Rosa Brooks is the daughter of left-wing anti-war activists and the wife of a U.S. Army Special Forces officer. Her varied career has included work for international human rights NGOs (non-governmental organizations) and a recent stint as a high-level Pentagon official. From 2009 to 2011, Brooks served as Counselor to Under Secretary of Defense for Policy Michèle Flournoy, one of the Pentagon’s highest ranking civilians. In 2011, Brooks was awarded the Secretary of Defense Medal for Outstanding Public Service. Over the years, her work has brought her to dozens of countries around the globe, from Afghanistan, Iraq, China and Indonesia to the Balkans and Sub-Saharan Africa.
Brooks is currently a tenured law professor at Georgetown University Law Center and a Senior Fellow at the New America Foundation. She is an expert on international law, constitutional law, human rights and national security law. She has authored dozens of scholarly articles on these subjects, along with a book, Can Might Make Rights? The Rule of Law After Military Interventions (co-authored with Jane Stromseth and David Wippman, Cambridge University Press, 2006). She regularly speaks before public audiences on matters relating to the changing nature of warfare, including recent testimony before both the Senate Armed Services Committee and the Senate Judiciary Committee, and both scholars and journalists frequently cite her comments on these issues.
Brooks has combined her government and academic work with a successful career in journalism. From 2005 to 2009, she wrote a popular weekly opinion column for the Los Angeles Times, and she currently writes a weekly column on war, politics and the military for Foreign Policy magazine. Her articles and essays have appeared in dozens of other publications as well, and she is a frequent radio and television guest.
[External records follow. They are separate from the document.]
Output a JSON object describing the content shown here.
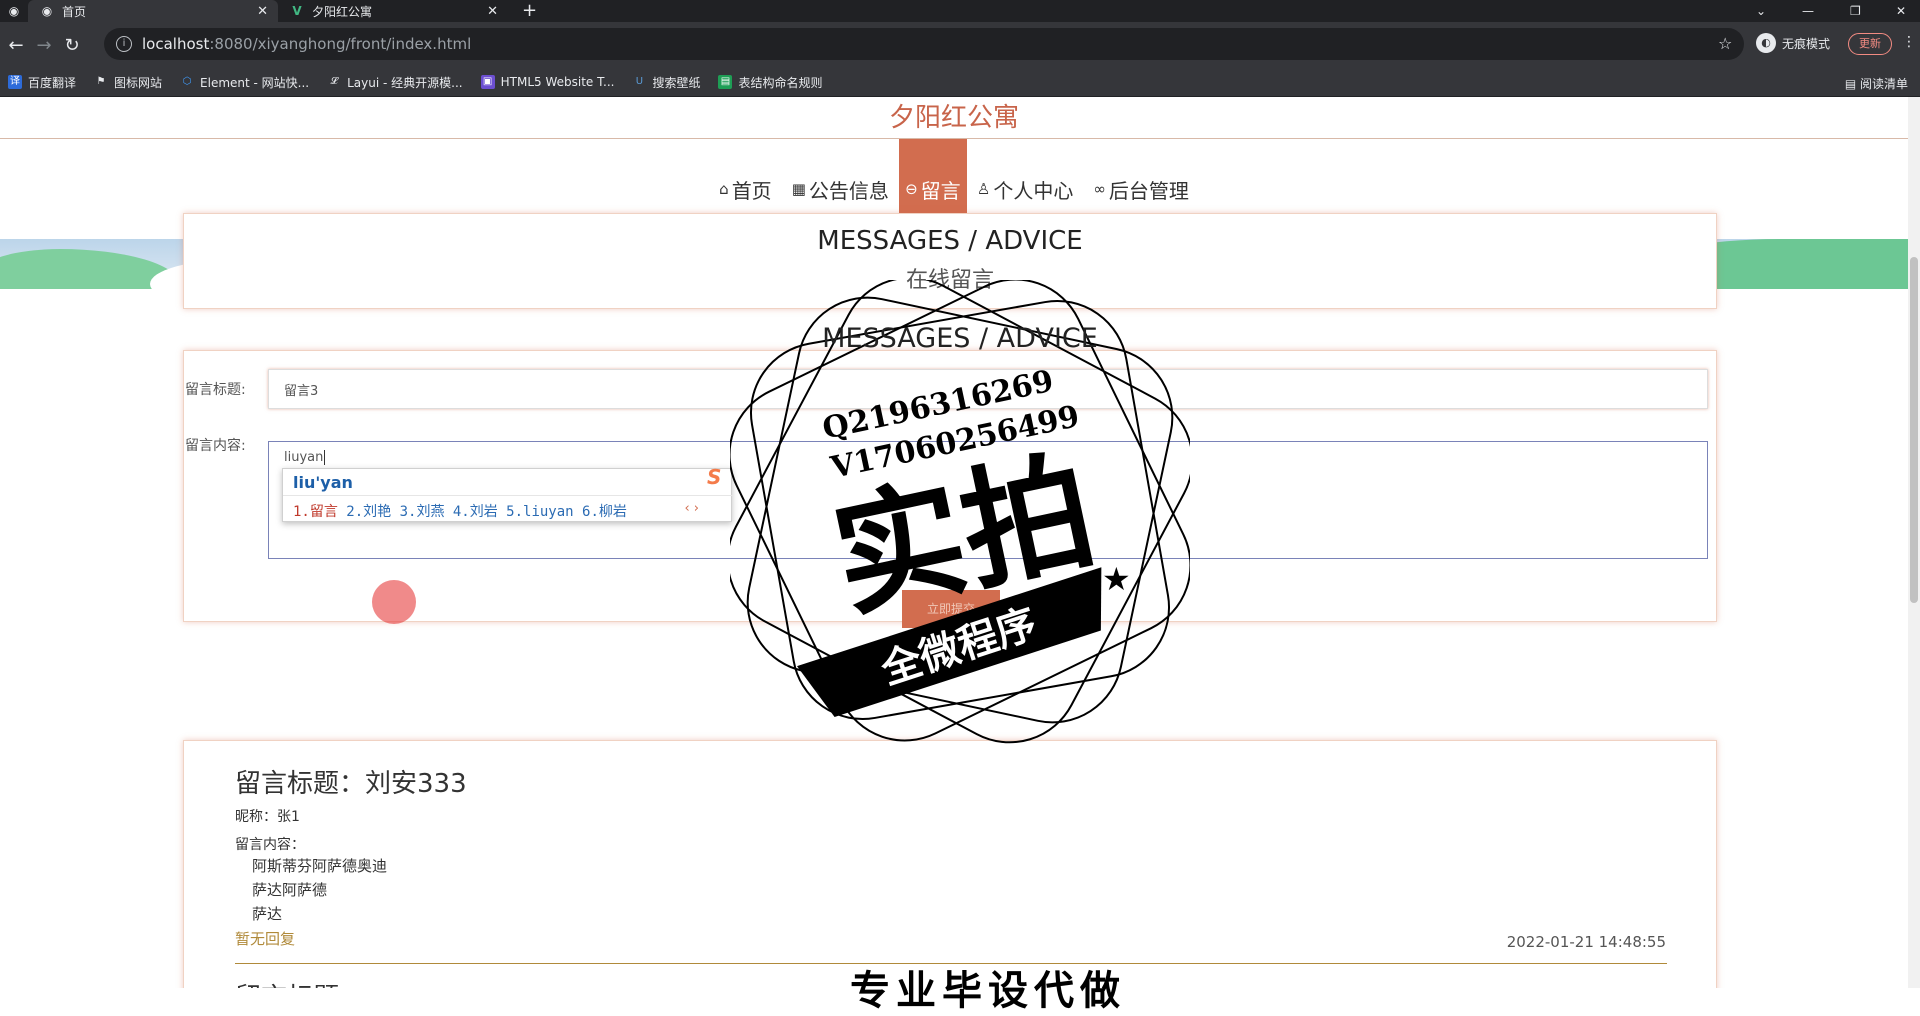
{
  "browser": {
    "tabs": [
      {
        "title": "首页",
        "active": true
      },
      {
        "title": "夕阳红公寓",
        "active": false
      }
    ],
    "new_tab": "+",
    "url_host": "localhost",
    "url_rest": ":8080/xiyanghong/front/index.html",
    "incognito_label": "无痕模式",
    "update_label": "更新",
    "reading_list": "阅读清单",
    "bookmarks": [
      "百度翻译",
      "图标网站",
      "Element - 网站快...",
      "Layui - 经典开源模...",
      "HTML5 Website T...",
      "搜索壁纸",
      "表结构命名规则"
    ]
  },
  "site": {
    "title": "夕阳红公寓",
    "nav": [
      {
        "label": "首页",
        "icon": "home-icon"
      },
      {
        "label": "公告信息",
        "icon": "grid-icon"
      },
      {
        "label": "留言",
        "icon": "message-icon",
        "active": true
      },
      {
        "label": "个人中心",
        "icon": "user-icon"
      },
      {
        "label": "后台管理",
        "icon": "link-icon"
      }
    ]
  },
  "section_head": {
    "en": "MESSAGES / ADVICE",
    "cn": "在线留言"
  },
  "form": {
    "title_label": "留言标题:",
    "title_value": "留言3",
    "content_label": "留言内容:",
    "content_value": "liuyan",
    "submit_label": "立即提交"
  },
  "ime": {
    "pinyin": "liu'yan",
    "candidates_first": "1.留言",
    "candidates_rest": "2.刘艳 3.刘燕 4.刘岩 5.liuyan 6.柳岩",
    "logo": "S",
    "arrows": "‹ ›"
  },
  "message": {
    "title": "留言标题：刘安333",
    "nickname": "昵称：张1",
    "content_label": "留言内容：",
    "content_lines": [
      "阿斯蒂芬阿萨德奥迪",
      "萨达阿萨德",
      "萨达"
    ],
    "no_reply": "暂无回复",
    "time": "2022-01-21 14:48:55",
    "next_title": "留言标题："
  },
  "watermark": {
    "qq": "Q2196316269",
    "vx": "V17060256499",
    "big": "实拍",
    "ribbon": "全微程序",
    "bottom": "专业毕设代做"
  }
}
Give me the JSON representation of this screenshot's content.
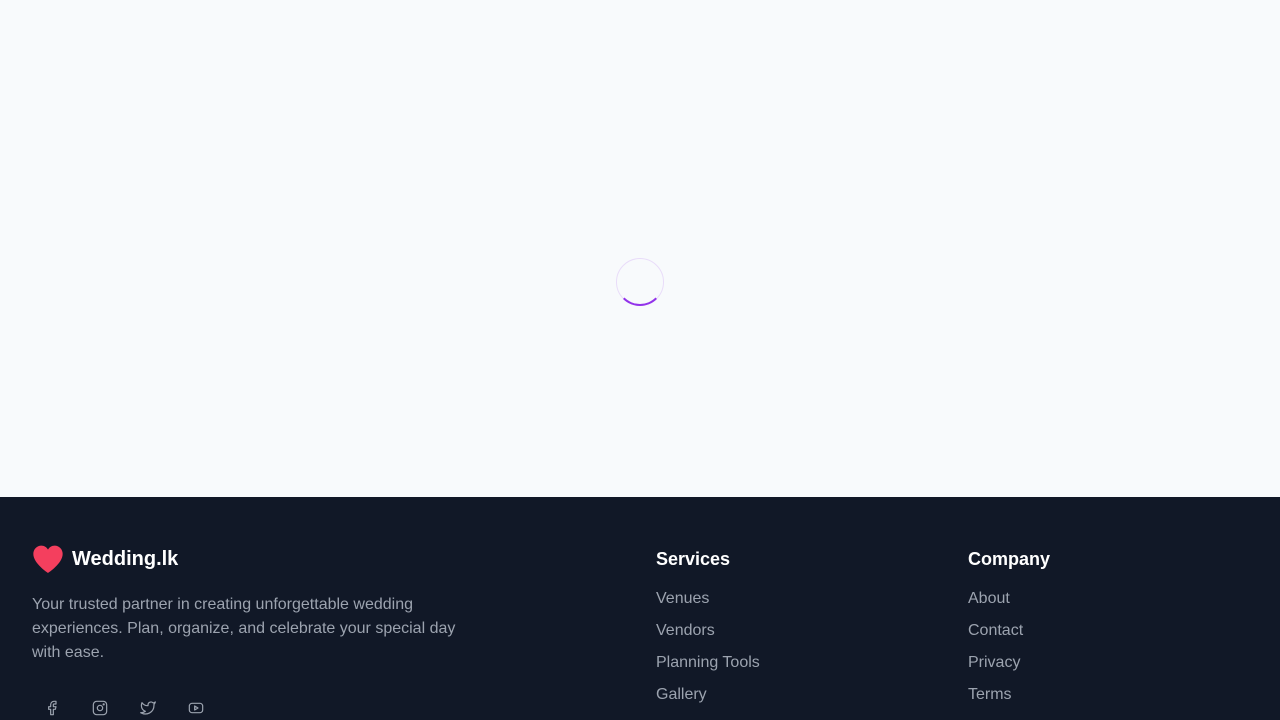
{
  "brand": {
    "name": "Wedding.lk",
    "tagline": "Your trusted partner in creating unforgettable wedding experiences. Plan, organize, and celebrate your special day with ease.",
    "icon": "heart-icon",
    "accent_color": "#f43f5e"
  },
  "loader": {
    "icon": "loading-spinner",
    "color": "#9333ea"
  },
  "socials": [
    {
      "icon": "facebook-icon"
    },
    {
      "icon": "instagram-icon"
    },
    {
      "icon": "twitter-icon"
    },
    {
      "icon": "youtube-icon"
    }
  ],
  "services": {
    "heading": "Services",
    "links": [
      "Venues",
      "Vendors",
      "Planning Tools",
      "Gallery"
    ]
  },
  "company": {
    "heading": "Company",
    "links": [
      "About",
      "Contact",
      "Privacy",
      "Terms"
    ]
  },
  "colors": {
    "page_bg": "#f8fafc",
    "footer_bg": "#111827",
    "muted_text": "#9ca3af"
  }
}
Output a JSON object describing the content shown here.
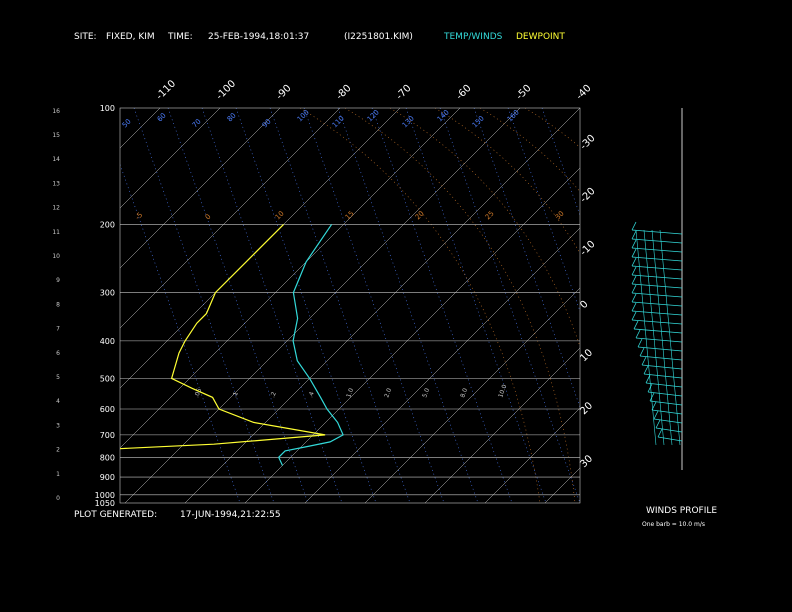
{
  "header": {
    "site_label": "SITE:",
    "site_value": "FIXED, KIM",
    "time_label": "TIME:",
    "time_value": "25-FEB-1994,18:01:37",
    "file_id": "(I2251801.KIM)",
    "legend_temp": "TEMP/WINDS",
    "legend_dew": "DEWPOINT"
  },
  "footer": {
    "generated_label": "PLOT GENERATED:",
    "generated_value": "17-JUN-1994,21:22:55",
    "winds_title": "WINDS PROFILE",
    "barb_note": "One barb = 10.0 m/s"
  },
  "colors": {
    "background": "#000000",
    "grid": "#c8c8c8",
    "temp": "#33d9d9",
    "dew": "#ffff33",
    "mixing": "#4d7fff",
    "dryadiabat": "#d07a2a",
    "header": "#ffffff"
  },
  "chart_data": {
    "type": "line",
    "subtype": "skew-T log-P",
    "pressure_levels": [
      100,
      200,
      300,
      400,
      500,
      600,
      700,
      800,
      900,
      1000,
      1050
    ],
    "height_ticks_km": [
      0,
      1,
      2,
      3,
      4,
      5,
      6,
      7,
      8,
      9,
      10,
      11,
      12,
      13,
      14,
      15,
      16
    ],
    "top_isotherm_labels": [
      "-110",
      "-100",
      "-90",
      "-80",
      "-70",
      "-60",
      "-50",
      "-40"
    ],
    "right_isotherm_labels": [
      "-30",
      "-20",
      "-10",
      "0",
      "10",
      "20",
      "30"
    ],
    "mixing_ratio_labels": [
      ".05",
      ".1",
      ".2",
      ".4",
      "1.0",
      "2.0",
      "5.0",
      "8.0",
      "10.0"
    ],
    "dry_adiabat_labels": [
      "50",
      "60",
      "70",
      "80",
      "90",
      "100",
      "110",
      "120",
      "130",
      "140",
      "150",
      "160"
    ],
    "theta_labels": [
      "-5",
      "0",
      "10",
      "15",
      "20",
      "25",
      "30"
    ],
    "series": [
      {
        "name": "TEMP/WINDS",
        "p": [
          200,
          250,
          300,
          350,
          400,
          450,
          500,
          560,
          600,
          650,
          700,
          730,
          750,
          770,
          800,
          840
        ],
        "t": [
          -62,
          -60,
          -57,
          -52,
          -49,
          -45,
          -40,
          -35,
          -32,
          -28,
          -25,
          -26,
          -29,
          -32,
          -32,
          -30
        ]
      },
      {
        "name": "DEWPOINT",
        "p": [
          200,
          250,
          300,
          340,
          360,
          400,
          430,
          500,
          530,
          560,
          600,
          650,
          700,
          740,
          760,
          800,
          830,
          850
        ],
        "t": [
          -70,
          -70,
          -70,
          -68,
          -68,
          -67,
          -66,
          -63,
          -58,
          -53,
          -50,
          -42,
          -28,
          -45,
          -60,
          -63,
          -62,
          -62
        ]
      }
    ],
    "wind_profile": {
      "title": "WINDS PROFILE",
      "levels": 24
    }
  }
}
She lives in Alexandria, Virginia, with her husband and children and her dog. Visit her at www.RosaBrooks.com.